The Guardian journalist Owen Duffy called Pandemic: Legacy ocean extraordinary triumph of design, not just as a game, but as a piece of episodic storytelling. And this approach to game design isn’t that different than say an RPG campaign in Dungeon’s and Dragons. It’s a framework that allows this style of play to be more accessible to a larger audience, and given the game’s current first place ranking on Board Game Geek – and remember that’s out of 10,000 games (with Monopoly way near the bottom – why y’all hating on Monopoly?) – it seems to be doing something players like.

And on that note, what ABOUT players? Well considering in January of 2016 ESPN launched an eSports column, we’re starting to see and are likely to see more famous eSport players in the near future. And as more traditional sports broadcasters start to taking notice, maybe leagues will grow to the point that they get their own special night of the week just like football.

Maybe. But these expert-level gaming skills will extend far beyond just eSports athletes. Let’s go to the Thought Bubble. According to the Gaming Advocacy Group the average gamer is now 31. That is to say we are entering a time period in which the current generation of adults, and all generations that follow, will have grown up playing video games.

And by the time an American has reached 21 they will have averaged more than 10,000 hours playing video games. To put that into perspective, that’s the amount of time a student would spend in school from 5th grade to graduation! So what does this all mean? Well, it means that future gamers are going to be good. Really good. Game designer Jane McGonigal theorizes that the United States is well on its way to an entire generation of expert gamers.
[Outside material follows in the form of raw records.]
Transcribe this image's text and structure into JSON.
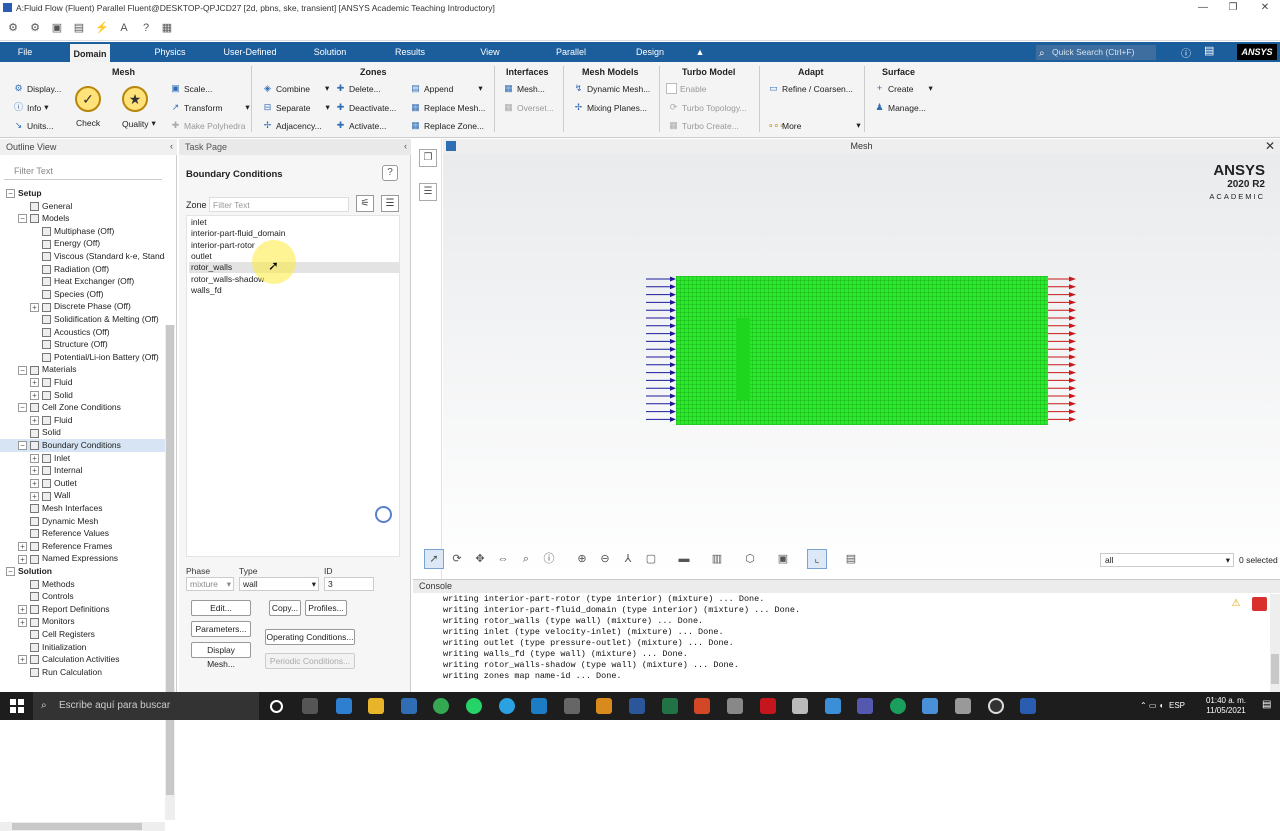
{
  "window": {
    "title": "A:Fluid Flow (Fluent) Parallel Fluent@DESKTOP-QPJCD27  [2d, pbns, ske, transient] [ANSYS Academic Teaching Introductory]",
    "controls": [
      "—",
      "❐",
      "✕"
    ]
  },
  "menu": {
    "tabs": [
      "File",
      "Domain",
      "Physics",
      "User-Defined",
      "Solution",
      "Results",
      "View",
      "Parallel",
      "Design"
    ],
    "active": "Domain",
    "search_placeholder": "Quick Search (Ctrl+F)",
    "logo": "ANSYS"
  },
  "ribbon": {
    "mesh": {
      "title": "Mesh",
      "display": "Display...",
      "info": "Info",
      "units": "Units...",
      "check": "Check",
      "quality": "Quality"
    },
    "scale": "Scale...",
    "transform": "Transform",
    "make_polyhedra": "Make Polyhedra",
    "zones": {
      "title": "Zones",
      "combine": "Combine",
      "separate": "Separate",
      "adjacency": "Adjacency...",
      "delete": "Delete...",
      "deactivate": "Deactivate...",
      "activate": "Activate...",
      "append": "Append",
      "replace_mesh": "Replace Mesh...",
      "replace_zone": "Replace Zone..."
    },
    "interfaces": {
      "title": "Interfaces",
      "mesh": "Mesh...",
      "overset": "Overset..."
    },
    "mesh_models": {
      "title": "Mesh Models",
      "dynamic_mesh": "Dynamic Mesh...",
      "mixing_planes": "Mixing Planes..."
    },
    "turbo": {
      "title": "Turbo Model",
      "enable": "Enable",
      "topology": "Turbo Topology...",
      "create": "Turbo Create..."
    },
    "adapt": {
      "title": "Adapt",
      "refine": "Refine / Coarsen...",
      "more": "More"
    },
    "surface": {
      "title": "Surface",
      "create": "Create",
      "manage": "Manage..."
    }
  },
  "outline": {
    "title": "Outline View",
    "filter_placeholder": "Filter Text",
    "items": [
      {
        "label": "Setup",
        "level": 0,
        "bold": true,
        "toggle": "−"
      },
      {
        "label": "General",
        "level": 2
      },
      {
        "label": "Models",
        "level": 1,
        "toggle": "−"
      },
      {
        "label": "Multiphase (Off)",
        "level": 3
      },
      {
        "label": "Energy (Off)",
        "level": 3
      },
      {
        "label": "Viscous (Standard k-e, Standard Wall Fn)",
        "level": 3
      },
      {
        "label": "Radiation (Off)",
        "level": 3
      },
      {
        "label": "Heat Exchanger (Off)",
        "level": 3
      },
      {
        "label": "Species (Off)",
        "level": 3
      },
      {
        "label": "Discrete Phase (Off)",
        "level": 2,
        "toggle": "+"
      },
      {
        "label": "Solidification & Melting (Off)",
        "level": 3
      },
      {
        "label": "Acoustics (Off)",
        "level": 3
      },
      {
        "label": "Structure (Off)",
        "level": 3
      },
      {
        "label": "Potential/Li-ion Battery (Off)",
        "level": 3
      },
      {
        "label": "Materials",
        "level": 1,
        "toggle": "−"
      },
      {
        "label": "Fluid",
        "level": 2,
        "toggle": "+"
      },
      {
        "label": "Solid",
        "level": 2,
        "toggle": "+"
      },
      {
        "label": "Cell Zone Conditions",
        "level": 1,
        "toggle": "−"
      },
      {
        "label": "Fluid",
        "level": 2,
        "toggle": "+"
      },
      {
        "label": "Solid",
        "level": 2
      },
      {
        "label": "Boundary Conditions",
        "level": 1,
        "toggle": "−",
        "selected": true
      },
      {
        "label": "Inlet",
        "level": 2,
        "toggle": "+"
      },
      {
        "label": "Internal",
        "level": 2,
        "toggle": "+"
      },
      {
        "label": "Outlet",
        "level": 2,
        "toggle": "+"
      },
      {
        "label": "Wall",
        "level": 2,
        "toggle": "+"
      },
      {
        "label": "Mesh Interfaces",
        "level": 2
      },
      {
        "label": "Dynamic Mesh",
        "level": 2
      },
      {
        "label": "Reference Values",
        "level": 2
      },
      {
        "label": "Reference Frames",
        "level": 1,
        "toggle": "+"
      },
      {
        "label": "Named Expressions",
        "level": 1,
        "toggle": "+"
      },
      {
        "label": "Solution",
        "level": 0,
        "bold": true,
        "toggle": "−"
      },
      {
        "label": "Methods",
        "level": 2
      },
      {
        "label": "Controls",
        "level": 2
      },
      {
        "label": "Report Definitions",
        "level": 1,
        "toggle": "+"
      },
      {
        "label": "Monitors",
        "level": 1,
        "toggle": "+"
      },
      {
        "label": "Cell Registers",
        "level": 2
      },
      {
        "label": "Initialization",
        "level": 2
      },
      {
        "label": "Calculation Activities",
        "level": 1,
        "toggle": "+"
      },
      {
        "label": "Run Calculation",
        "level": 2
      }
    ]
  },
  "task": {
    "title": "Task Page",
    "panel_title": "Boundary Conditions",
    "zone_label": "Zone",
    "zone_filter_placeholder": "Filter Text",
    "zones": [
      "inlet",
      "interior-part-fluid_domain",
      "interior-part-rotor",
      "outlet",
      "rotor_walls",
      "rotor_walls-shadow",
      "walls_fd"
    ],
    "selected_zone": "rotor_walls",
    "phase_label": "Phase",
    "phase_value": "mixture",
    "type_label": "Type",
    "type_value": "wall",
    "id_label": "ID",
    "id_value": "3",
    "buttons": {
      "edit": "Edit...",
      "copy": "Copy...",
      "profiles": "Profiles...",
      "parameters": "Parameters...",
      "operating": "Operating Conditions...",
      "display_mesh": "Display Mesh...",
      "periodic": "Periodic Conditions..."
    }
  },
  "graphics": {
    "title": "Mesh",
    "logo_line1": "ANSYS",
    "logo_line2": "2020 R2",
    "logo_line3": "ACADEMIC",
    "select_value": "all",
    "selected_count": "0 selected"
  },
  "console": {
    "title": "Console",
    "lines": [
      "writing interior-part-rotor (type interior) (mixture) ... Done.",
      "writing interior-part-fluid_domain (type interior) (mixture) ... Done.",
      "writing rotor_walls (type wall) (mixture) ... Done.",
      "writing inlet (type velocity-inlet) (mixture) ... Done.",
      "writing outlet (type pressure-outlet) (mixture) ... Done.",
      "writing walls_fd (type wall) (mixture) ... Done.",
      "writing rotor_walls-shadow (type wall) (mixture) ... Done.",
      "writing zones map name-id ... Done."
    ]
  },
  "taskbar": {
    "search_placeholder": "Escribe aquí para buscar",
    "lang": "ESP",
    "time": "01:40 a. m.",
    "date": "11/05/2021"
  },
  "colors": {
    "accent": "#1c5d9c",
    "mesh": "#2ce82c",
    "inlet_arrow": "#1a1a9a",
    "outlet_arrow": "#c81818"
  }
}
According to McGonigal gamers learn to be expert collaborators and problem solvers and that, “If future gamers could realize this potential and channel these skills, they would have the potential to tackle complex real-world problems.” McGonigal’s theory was put to the test in the online puzzle video game Fold-It which you may remember we mentioned in Episode 1. Fold-It is an online puzzle video game involving protein folding that awards high scores to the most efficiently folded proteins. The game allows anyone with a computer and Internet connection to login and try. In 2010, 57,000 players effectively outperformed algorithmically computed solutions. And in 2011 players helped decipher the structure of an AIDS-causing monkey virus that had gone unsolved for 15 years in 10 days. Thanks Thought Bubble.

So McGonigal might be onto something, but one thing is definitely clear: We are becoming a society of gamers and surely with all this experience we must be getting good at something. So yes, this has been a lot of speculation, but what do know and can see is that our game worlds are continually merging with our real world. Blurring reality in VR, teaching us in classrooms, allowing us to live alternate lives in fantastical worlds, encouraging us to assume the roles of other characters in our own world.

And of course catching those Pokemon on Pokemon Go. Games help us form friendships and communities, giving us a place to compete with others all over the world, and of course just giving us something to do while we wait in line or sit on the toilet. You know you do it, don’t, don’t you judge. So whether it be on an arcade machine, a home console, a mobile phone, a Basketball Court, or a Dungeon in your imagination, or through virtual reality, there is always a place for you to play because gaming reflects the diversity in ourselves. I am truly excited for whatever the future of gaming will bring and I hope you are too.

I’m Andre Meadows and thank you for co-oping along with me and thank you for watching. Good game everyone. A winner is you. Game Over!

Crash Course Games is filmed in the Chad and Stacey Emigholz Studio in Indianapolis, Indiana, and it’s made with the help of all these nice people. If you’d like to keep Crash Course free for everyone, forever, you can support the series at Patreon, a crowdfunding platform that allows you to support the content you love. Speaking of Patreon, we’d like to thank all our patrons in general, and we’d like to specifically thank our High Chancellor of Knowledge, Morgan Lizop, and our Vice Principal, Michael Hunt. Thank you for your support.